--- Dataset entries ---

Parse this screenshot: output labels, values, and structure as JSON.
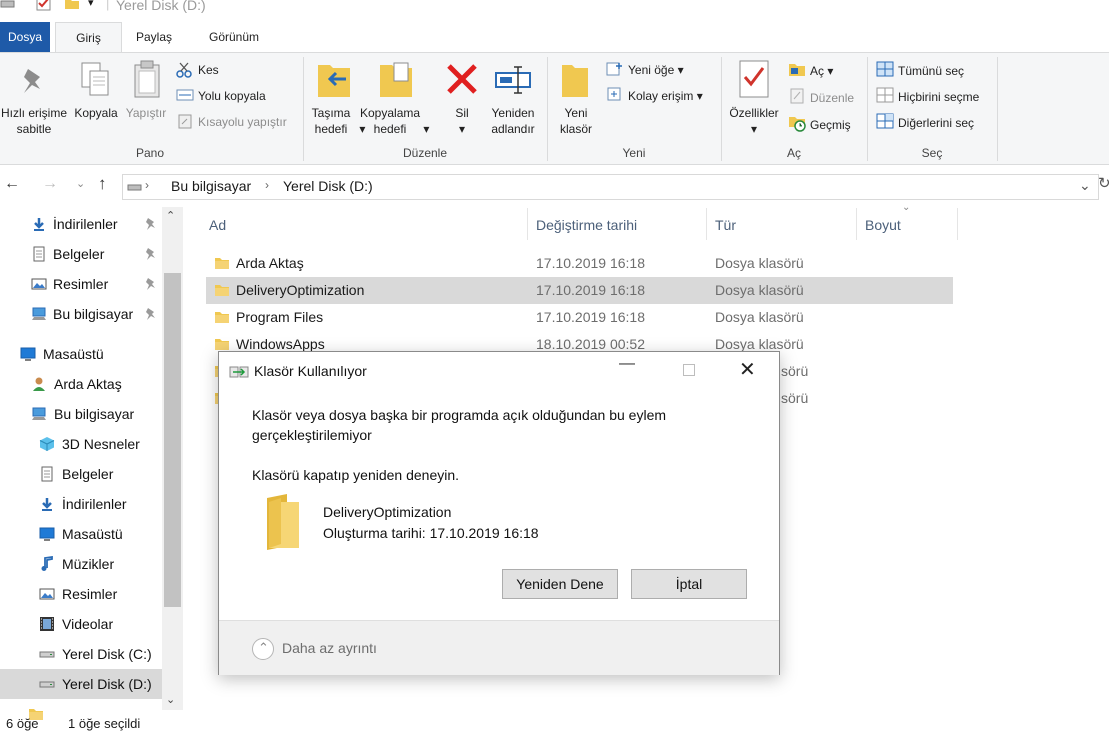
{
  "window": {
    "title": "Yerel Disk (D:)"
  },
  "tabs": [
    "Dosya",
    "Giriş",
    "Paylaş",
    "Görünüm"
  ],
  "ribbon": {
    "pano": {
      "label": "Pano",
      "pin": "Hızlı erişime sabitle",
      "copy": "Kopyala",
      "paste": "Yapıştır",
      "cut": "Kes",
      "copy_path": "Yolu kopyala",
      "paste_shortcut": "Kısayolu yapıştır"
    },
    "duzenle": {
      "label": "Düzenle",
      "move_to": "Taşıma hedefi",
      "copy_to": "Kopyalama hedefi",
      "delete": "Sil",
      "rename": "Yeniden adlandır"
    },
    "yeni": {
      "label": "Yeni",
      "new_folder": "Yeni klasör",
      "new_item": "Yeni öğe",
      "easy_access": "Kolay erişim"
    },
    "ac": {
      "label": "Aç",
      "properties": "Özellikler",
      "open": "Aç",
      "edit": "Düzenle",
      "history": "Geçmiş"
    },
    "sec": {
      "label": "Seç",
      "select_all": "Tümünü seç",
      "select_none": "Hiçbirini seçme",
      "invert": "Diğerlerini seç"
    }
  },
  "address": {
    "crumbs": [
      "Bu bilgisayar",
      "Yerel Disk (D:)"
    ]
  },
  "nav": {
    "quick": [
      {
        "label": "İndirilenler",
        "icon": "download-icon"
      },
      {
        "label": "Belgeler",
        "icon": "document-icon"
      },
      {
        "label": "Resimler",
        "icon": "pictures-icon"
      },
      {
        "label": "Bu bilgisayar",
        "icon": "computer-icon"
      }
    ],
    "tree": [
      {
        "label": "Masaüstü",
        "icon": "desktop-icon",
        "indent": 0
      },
      {
        "label": "Arda Aktaş",
        "icon": "user-icon",
        "indent": 1
      },
      {
        "label": "Bu bilgisayar",
        "icon": "computer-icon",
        "indent": 1
      },
      {
        "label": "3D Nesneler",
        "icon": "3d-objects-icon",
        "indent": 2
      },
      {
        "label": "Belgeler",
        "icon": "document-icon",
        "indent": 2
      },
      {
        "label": "İndirilenler",
        "icon": "download-icon",
        "indent": 2
      },
      {
        "label": "Masaüstü",
        "icon": "desktop-icon",
        "indent": 2
      },
      {
        "label": "Müzikler",
        "icon": "music-icon",
        "indent": 2
      },
      {
        "label": "Resimler",
        "icon": "pictures-icon",
        "indent": 2
      },
      {
        "label": "Videolar",
        "icon": "video-icon",
        "indent": 2
      },
      {
        "label": "Yerel Disk (C:)",
        "icon": "drive-icon",
        "indent": 2
      },
      {
        "label": "Yerel Disk (D:)",
        "icon": "drive-icon",
        "indent": 2,
        "selected": true
      }
    ]
  },
  "columns": [
    "Ad",
    "Değiştirme tarihi",
    "Tür",
    "Boyut"
  ],
  "files": [
    {
      "name": "Arda Aktaş",
      "date": "17.10.2019 16:18",
      "type": "Dosya klasörü"
    },
    {
      "name": "DeliveryOptimization",
      "date": "17.10.2019 16:18",
      "type": "Dosya klasörü",
      "selected": true
    },
    {
      "name": "Program Files",
      "date": "17.10.2019 16:18",
      "type": "Dosya klasörü"
    },
    {
      "name": "WindowsApps",
      "date": "18.10.2019 00:52",
      "type": "Dosya klasörü"
    },
    {
      "name": "",
      "date": "",
      "type": "sörü"
    },
    {
      "name": "",
      "date": "",
      "type": "sörü"
    }
  ],
  "status": {
    "count": "6 öğe",
    "selected": "1 öğe seçildi"
  },
  "dialog": {
    "title": "Klasör Kullanılıyor",
    "message_line1": "Klasör veya dosya başka bir programda açık olduğundan bu eylem",
    "message_line2": "gerçekleştirilemiyor",
    "hint": "Klasörü kapatıp yeniden deneyin.",
    "item_name": "DeliveryOptimization",
    "item_date": "Oluşturma tarihi: 17.10.2019 16:18",
    "retry": "Yeniden Dene",
    "cancel": "İptal",
    "less_details": "Daha az ayrıntı"
  },
  "colors": {
    "accent": "#1e5aa8",
    "selection": "#d9d9d9",
    "folder": "#f0c850"
  }
}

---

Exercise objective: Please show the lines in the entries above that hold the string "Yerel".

Result below:
    "title": "Yerel Disk (D:)"
      "Yerel Disk (D:)"
        "label": "Yerel Disk (C:)",
        "label": "Yerel Disk (D:)",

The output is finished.